For women planning a home birth, your doula will generally be with you for many hours before your midwife arrives and can help you determine when it is a good time to call in your midwife. Even when your midwife arrives, as wonderful and supportive as they may be, their primary role is still to focus on clinical care, whereas your doula will always be focused on your support and comfort. These are two complimentary, yet separate, roles.
Natural pain management
Doulas are trained in natural pain management techniques for labor. As a licensed massage therapist, I can use massage, acupressure and cupping therapy for pain management in addition to positioning suggestions, hydrotherapy (use of hot and cold water applications), breathing and focusing techniques, and so on. I use specific massage techniques that help to block the neurological pain pathways from the pelvic region to the brain.
I will also help you determine when is a better time to get into the shower versus the tub for pain management (at certain points in labor the tub can either slow down or speed up labor). For birthing parents who hope to avoid pain medication this support is indispensable.

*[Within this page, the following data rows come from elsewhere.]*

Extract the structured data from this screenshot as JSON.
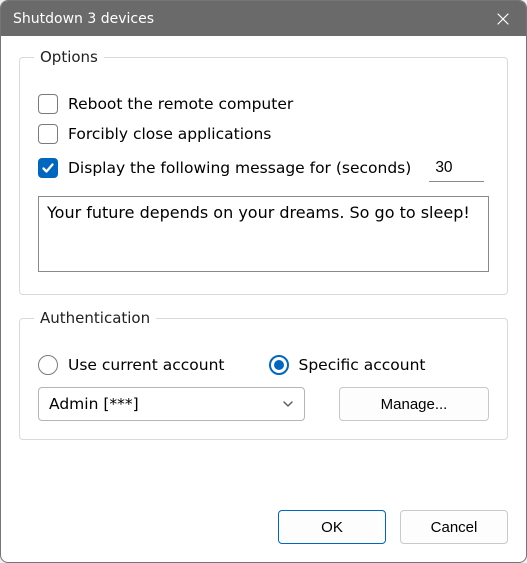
{
  "window": {
    "title": "Shutdown 3 devices"
  },
  "options": {
    "legend": "Options",
    "reboot_label": "Reboot the remote computer",
    "reboot_checked": false,
    "force_label": "Forcibly close applications",
    "force_checked": false,
    "display_msg_label": "Display the following message for (seconds)",
    "display_msg_checked": true,
    "seconds_value": "30",
    "message_value": "Your future depends on your dreams. So go to sleep!"
  },
  "auth": {
    "legend": "Authentication",
    "use_current_label": "Use current account",
    "use_current_selected": false,
    "specific_label": "Specific account",
    "specific_selected": true,
    "account_selected": "Admin [***]",
    "manage_label": "Manage..."
  },
  "footer": {
    "ok_label": "OK",
    "cancel_label": "Cancel"
  }
}
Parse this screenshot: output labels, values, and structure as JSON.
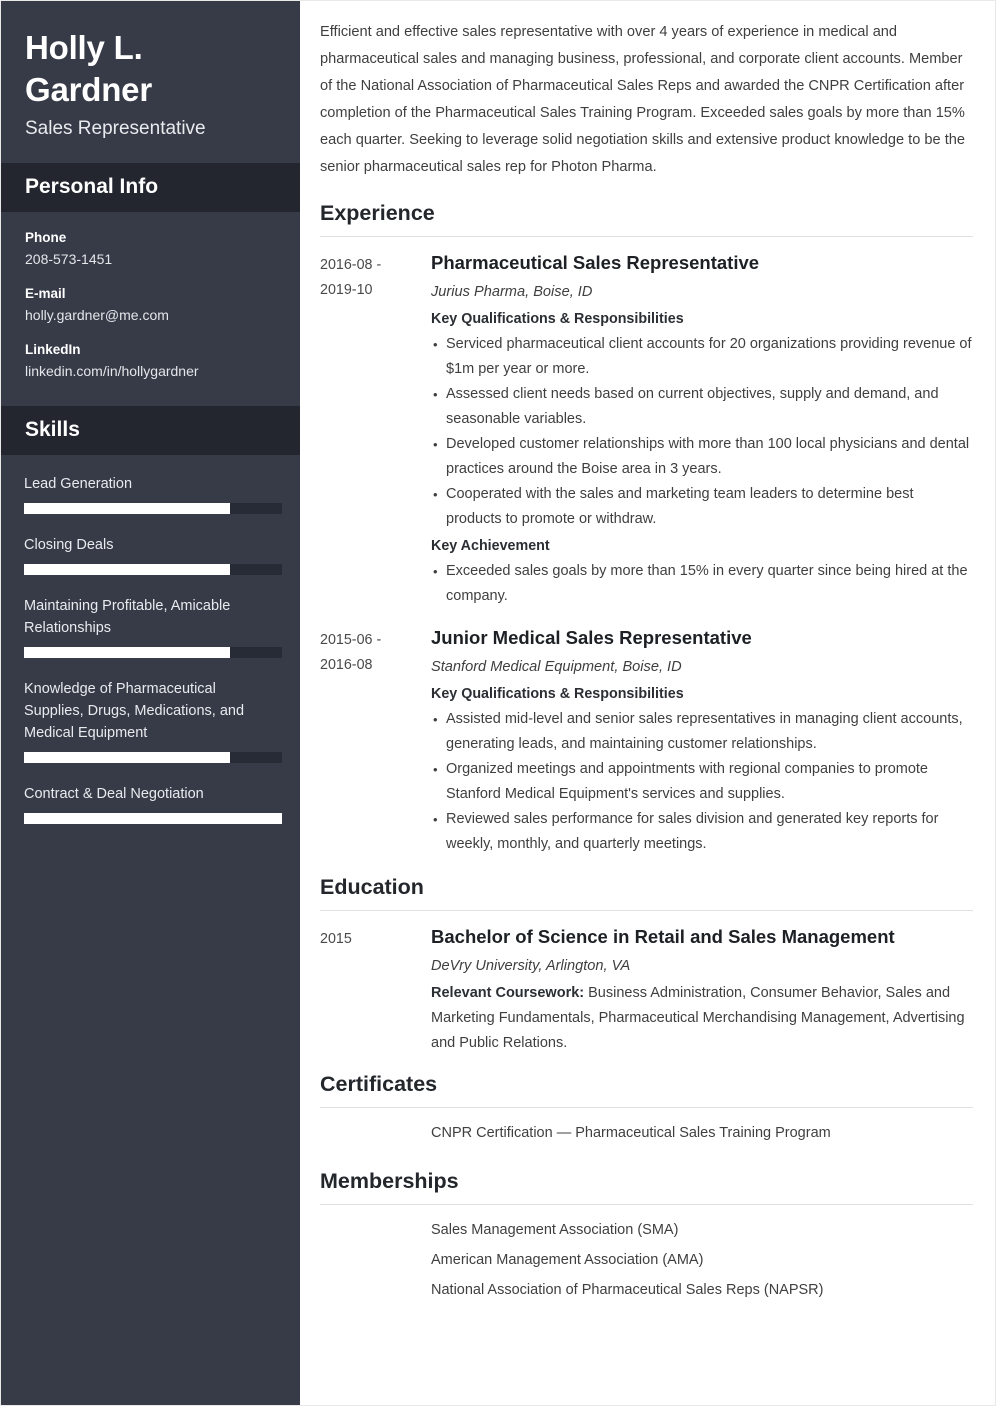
{
  "theme": {
    "sidebar_bg": "#363b47",
    "sidebar_head_bg": "#23262f",
    "bar_track": "#272b36",
    "bar_fill": "#ffffff",
    "text_dark": "#3f3f3f",
    "heading_dark": "#23262b",
    "rule": "#e0e0e0"
  },
  "sidebar": {
    "name": "Holly L. Gardner",
    "title": "Sales Representative",
    "personal_info": {
      "heading": "Personal Info",
      "items": [
        {
          "label": "Phone",
          "value": "208-573-1451"
        },
        {
          "label": "E-mail",
          "value": "holly.gardner@me.com"
        },
        {
          "label": "LinkedIn",
          "value": "linkedin.com/in/hollygardner"
        }
      ]
    },
    "skills": {
      "heading": "Skills",
      "items": [
        {
          "name": "Lead Generation",
          "level": 80
        },
        {
          "name": "Closing Deals",
          "level": 80
        },
        {
          "name": "Maintaining Profitable, Amicable Relationships",
          "level": 80
        },
        {
          "name": "Knowledge of Pharmaceutical Supplies, Drugs, Medications, and Medical Equipment",
          "level": 80
        },
        {
          "name": "Contract & Deal Negotiation",
          "level": 100
        }
      ]
    }
  },
  "main": {
    "summary": "Efficient and effective sales representative with over 4 years of experience in medical and pharmaceutical sales and managing business, professional, and corporate client accounts. Member of the National Association of Pharmaceutical Sales Reps and awarded the CNPR Certification after completion of the Pharmaceutical Sales Training Program. Exceeded sales goals by more than 15% each quarter. Seeking to leverage solid negotiation skills and extensive product knowledge to be the senior pharmaceutical sales rep for Photon Pharma.",
    "experience": {
      "heading": "Experience",
      "entries": [
        {
          "date_line1": "2016-08 -",
          "date_line2": "2019-10",
          "role": "Pharmaceutical Sales Representative",
          "org": "Jurius Pharma, Boise, ID",
          "qualifications_label": "Key Qualifications & Responsibilities",
          "bullets": [
            "Serviced pharmaceutical client accounts for 20 organizations providing revenue of $1m per year or more.",
            "Assessed client needs based on current objectives, supply and demand, and seasonable variables.",
            "Developed customer relationships with more than 100 local physicians and dental practices around the Boise area in 3 years.",
            "Cooperated with the sales and marketing team leaders to determine best products to promote or withdraw."
          ],
          "achievement_label": "Key Achievement",
          "achievements": [
            "Exceeded sales goals by more than 15% in every quarter since being hired at the company."
          ]
        },
        {
          "date_line1": "2015-06 -",
          "date_line2": "2016-08",
          "role": "Junior Medical Sales Representative",
          "org": "Stanford Medical Equipment, Boise, ID",
          "qualifications_label": "Key Qualifications & Responsibilities",
          "bullets": [
            "Assisted mid-level and senior sales representatives in managing client accounts, generating leads, and maintaining customer relationships.",
            "Organized meetings and appointments with regional companies to promote Stanford Medical Equipment's services and supplies.",
            "Reviewed sales performance for sales division and generated key reports for weekly, monthly, and quarterly meetings."
          ],
          "achievement_label": "",
          "achievements": []
        }
      ]
    },
    "education": {
      "heading": "Education",
      "date": "2015",
      "degree": "Bachelor of Science in Retail and Sales Management",
      "school": "DeVry University, Arlington, VA",
      "coursework_label": "Relevant Coursework:",
      "coursework": " Business Administration, Consumer Behavior, Sales and Marketing Fundamentals, Pharmaceutical Merchandising Management, Advertising and Public Relations."
    },
    "certificates": {
      "heading": "Certificates",
      "items": [
        "CNPR Certification — Pharmaceutical Sales Training Program"
      ]
    },
    "memberships": {
      "heading": "Memberships",
      "items": [
        "Sales Management Association (SMA)",
        "American Management Association (AMA)",
        "National Association of Pharmaceutical Sales Reps (NAPSR)"
      ]
    }
  }
}
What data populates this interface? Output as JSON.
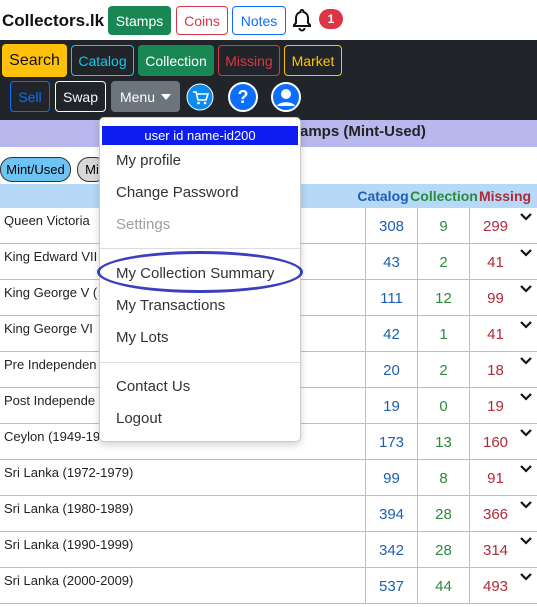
{
  "brand": "Collectors.lk",
  "top_tabs": {
    "stamps": "Stamps",
    "coins": "Coins",
    "notes": "Notes"
  },
  "notifications": {
    "count": "1"
  },
  "nav": {
    "search": "Search",
    "catalog": "Catalog",
    "collection": "Collection",
    "missing": "Missing",
    "market": "Market",
    "sell": "Sell",
    "swap": "Swap",
    "menu": "Menu"
  },
  "page_title": "amps (Mint-Used)",
  "filters": {
    "mint_used": "Mint/Used",
    "second": "Mi"
  },
  "table": {
    "headers": {
      "catalog": "Catalog",
      "collection": "Collection",
      "missing": "Missing"
    },
    "rows": [
      {
        "name": "Queen Victoria",
        "catalog": "308",
        "collection": "9",
        "missing": "299"
      },
      {
        "name": "King Edward VII",
        "catalog": "43",
        "collection": "2",
        "missing": "41"
      },
      {
        "name": "King George V (",
        "catalog": "111",
        "collection": "12",
        "missing": "99"
      },
      {
        "name": "King George VI",
        "catalog": "42",
        "collection": "1",
        "missing": "41"
      },
      {
        "name": "Pre Independen",
        "catalog": "20",
        "collection": "2",
        "missing": "18"
      },
      {
        "name": "Post Independe",
        "catalog": "19",
        "collection": "0",
        "missing": "19"
      },
      {
        "name": "Ceylon (1949-19",
        "catalog": "173",
        "collection": "13",
        "missing": "160"
      },
      {
        "name": "Sri Lanka (1972-1979)",
        "catalog": "99",
        "collection": "8",
        "missing": "91"
      },
      {
        "name": "Sri Lanka (1980-1989)",
        "catalog": "394",
        "collection": "28",
        "missing": "366"
      },
      {
        "name": "Sri Lanka (1990-1999)",
        "catalog": "342",
        "collection": "28",
        "missing": "314"
      },
      {
        "name": "Sri Lanka (2000-2009)",
        "catalog": "537",
        "collection": "44",
        "missing": "493"
      }
    ]
  },
  "dropdown": {
    "user_label": "user id name-id200",
    "items": {
      "profile": "My profile",
      "change_password": "Change Password",
      "settings": "Settings",
      "collection_summary": "My Collection Summary",
      "transactions": "My Transactions",
      "lots": "My Lots",
      "contact": "Contact Us",
      "logout": "Logout"
    }
  },
  "colors": {
    "catalog": "#1f5fb0",
    "collection": "#2b8a3e",
    "missing": "#b02a37",
    "highlight_ellipse": "#3b3fbf",
    "dark_nav": "#212529",
    "search_btn": "#ffc107"
  }
}
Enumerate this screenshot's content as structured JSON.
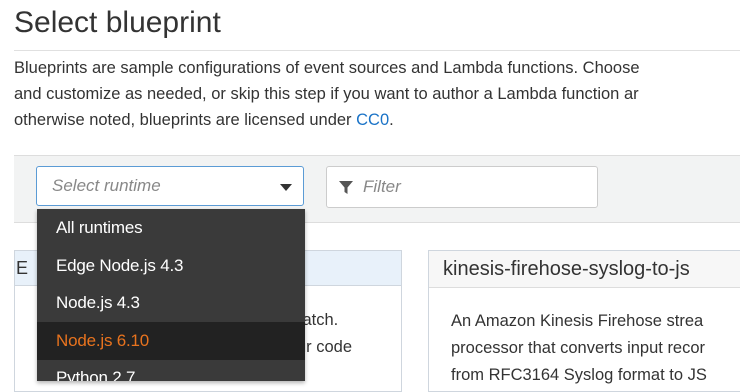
{
  "page": {
    "title": "Select blueprint",
    "description": {
      "line1": "Blueprints are sample configurations of event sources and Lambda functions. Choose",
      "line2": "and customize as needed, or skip this step if you want to author a Lambda function ar",
      "line3_prefix": "otherwise noted, blueprints are licensed under ",
      "line3_link": "CC0",
      "line3_suffix": "."
    }
  },
  "toolbar": {
    "runtime_select": {
      "placeholder": "Select runtime",
      "caret_icon": "chevron-down-icon"
    },
    "filter": {
      "placeholder": "Filter",
      "icon": "filter-funnel-icon"
    }
  },
  "dropdown": {
    "options": [
      {
        "label": "All runtimes",
        "selected": false
      },
      {
        "label": "Edge Node.js 4.3",
        "selected": false
      },
      {
        "label": "Node.js 4.3",
        "selected": false
      },
      {
        "label": "Node.js 6.10",
        "selected": true
      },
      {
        "label": "Python 2.7",
        "selected": false
      }
    ],
    "selected_color": "#e8731e"
  },
  "cards": {
    "left": {
      "title_fragment": "E",
      "body_lines": [
        "ratch.",
        "ur code"
      ]
    },
    "right": {
      "title": "kinesis-firehose-syslog-to-js",
      "body_lines": [
        "An Amazon Kinesis Firehose strea",
        "processor that converts input recor",
        "from RFC3164 Syslog format to JS"
      ]
    }
  },
  "colors": {
    "link": "#1a73c7",
    "toolbar_bg": "#f2f3f3",
    "dropdown_bg": "#3a3a3a",
    "focus_border": "#5b9bd5"
  }
}
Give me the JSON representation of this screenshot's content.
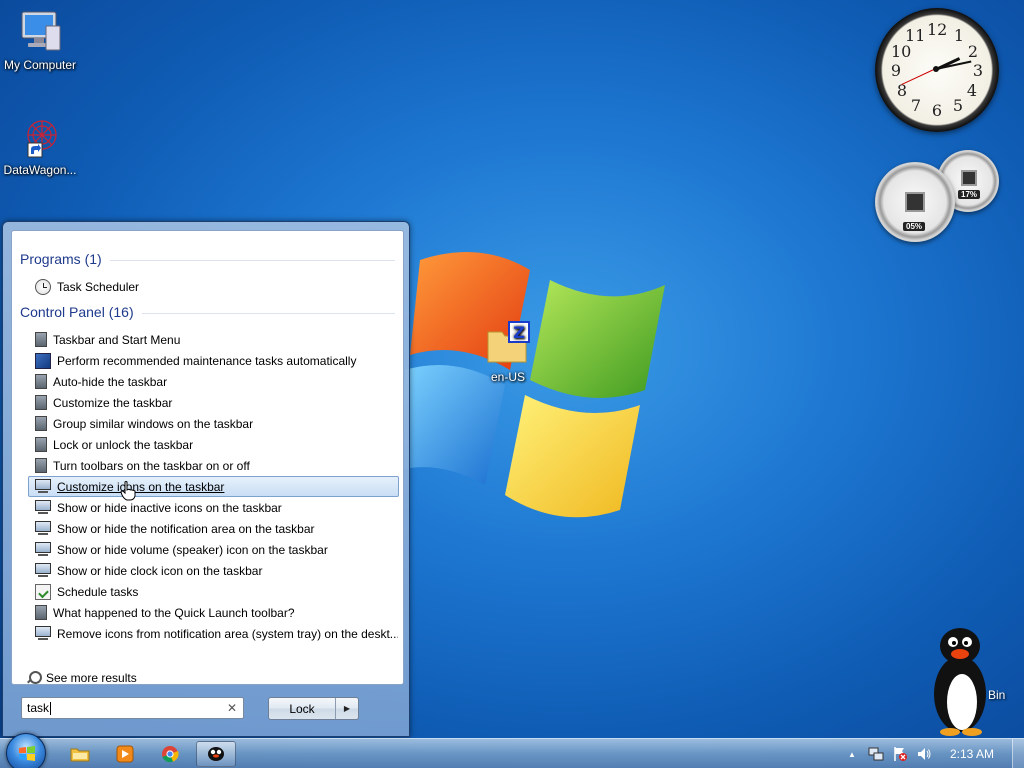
{
  "desktop": {
    "icons": [
      {
        "label": "My Computer",
        "icon": "computer-icon"
      },
      {
        "label": "DataWagon...",
        "icon": "datawagon-shortcut-icon"
      },
      {
        "label": "en-US",
        "icon": "zip-folder-icon"
      },
      {
        "label": "Bin",
        "icon": "recycle-bin-penguin-icon"
      }
    ]
  },
  "gadgets": {
    "clock": {
      "numbers": [
        "12",
        "1",
        "2",
        "3",
        "4",
        "5",
        "6",
        "7",
        "8",
        "9",
        "10",
        "11"
      ],
      "time": "2:13"
    },
    "cpu_meter": {
      "cpu_label": "05%",
      "memory_label": "17%"
    }
  },
  "start_menu": {
    "programs": {
      "header": "Programs (1)",
      "items": [
        {
          "label": "Task Scheduler",
          "icon": "clock-icon"
        }
      ]
    },
    "control_panel": {
      "header": "Control Panel (16)",
      "items": [
        {
          "label": "Taskbar and Start Menu",
          "icon": "taskbar-settings-icon"
        },
        {
          "label": "Perform recommended maintenance tasks automatically",
          "icon": "maintenance-icon"
        },
        {
          "label": "Auto-hide the taskbar",
          "icon": "taskbar-settings-icon"
        },
        {
          "label": "Customize the taskbar",
          "icon": "taskbar-settings-icon"
        },
        {
          "label": "Group similar windows on the taskbar",
          "icon": "taskbar-settings-icon"
        },
        {
          "label": "Lock or unlock the taskbar",
          "icon": "taskbar-settings-icon"
        },
        {
          "label": "Turn toolbars on the taskbar on or off",
          "icon": "taskbar-settings-icon"
        },
        {
          "label": "Customize icons on the taskbar",
          "icon": "notification-area-icon",
          "selected": true
        },
        {
          "label": "Show or hide inactive icons on the taskbar",
          "icon": "notification-area-icon"
        },
        {
          "label": "Show or hide the notification area on the taskbar",
          "icon": "notification-area-icon"
        },
        {
          "label": "Show or hide volume (speaker) icon on the taskbar",
          "icon": "notification-area-icon"
        },
        {
          "label": "Show or hide clock icon on the taskbar",
          "icon": "notification-area-icon"
        },
        {
          "label": "Schedule tasks",
          "icon": "schedule-icon"
        },
        {
          "label": "What happened to the Quick Launch toolbar?",
          "icon": "taskbar-settings-icon"
        },
        {
          "label": "Remove icons from notification area (system tray) on the deskt...",
          "icon": "notification-area-icon"
        }
      ]
    },
    "see_more": "See more results",
    "search": {
      "value": "task",
      "clear_glyph": "✕"
    },
    "power_button": {
      "label": "Lock",
      "arrow": "▶"
    }
  },
  "taskbar": {
    "pinned": [
      {
        "name": "explorer",
        "icon": "folder-icon"
      },
      {
        "name": "media-player",
        "icon": "media-player-icon"
      },
      {
        "name": "chrome",
        "icon": "chrome-icon"
      },
      {
        "name": "penguin-app",
        "icon": "penguin-icon",
        "active": true
      }
    ],
    "tray": {
      "expand_glyph": "▲",
      "time": "2:13 AM"
    }
  },
  "colors": {
    "accent": "#1e3a8c",
    "selection": "#c9def5",
    "desktop": "#1e78d2"
  }
}
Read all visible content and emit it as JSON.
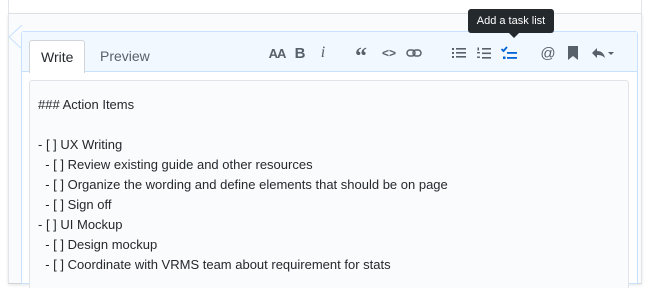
{
  "tabs": {
    "write": "Write",
    "preview": "Preview"
  },
  "toolbar": {
    "header_label": "AA",
    "bold_label": "B",
    "italic_label": "i",
    "quote_label": "“",
    "code_label": "<>",
    "active_color": "#0366d6",
    "icon_color": "#586069"
  },
  "tooltip": {
    "text": "Add a task list"
  },
  "editor": {
    "lines": [
      "### Action Items",
      "",
      "- [ ] UX Writing",
      "  - [ ] Review existing guide and other resources",
      "  - [ ] Organize the wording and define elements that should be on page",
      "  - [ ] Sign off",
      "- [ ] UI Mockup",
      "  - [ ] Design mockup",
      "  - [ ] Coordinate with VRMS team about requirement for stats"
    ]
  }
}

Advice regarding labor progress
As your doula, I will always keep an eye on how your labor is progressing. I will take note of what seems to be helping or hindering labor progress and make suggestions to you to help keep things moving and prevent problems before they arise. For example, if I notice that your labor seems to be slowing down and you have been in one position for a while, I may suggest that we talk a walk, change position, or use the bathroom (emptying the bladder can help and so can the act of simply sitting on the toilet for a little while).
Or if you have back labor, I will help you use particular positions to help the baby change position and specific massage techniques to minimize the back pain. This is one of the reasons you are less likely to need medical interventions with the support of an experienced doula -- I can help you resolve minor problems naturally before they become bigger problems that require a medical intervention.
In a hospital setting (even with some midwives) you may be surprised to find that typically the only tools that are used to solve problems are medical interventions (such as Pitocin for stalled labor), even though there are many safe and effective alternatives (often as simple as changing position, walking around, or simply being patient). I will help you use simple non-invasive alternatives for problems with labor progress first so that medical intervention is used as a last resort instead of an immediate go-to solution.
Support for your partner
Many of my client’s partners feel that my presence takes the pressure off of them as the sole support person. I can give your partner advice on how to best support you and your partner will also have me to confide in if they are feeling anxious or have any questions. Your partner will be able to give you loving emotional support while I help you with pain management. Most partners have expressed to me that they were able to be more calm, focused, and present because of having me at the birth.
I will be there to support the two of you as a team (not to replace your partner as the sole support person). I will also be watching out for your partner's needs and can ensure that you will never be left alone if you partner must take a nap or get something to eat.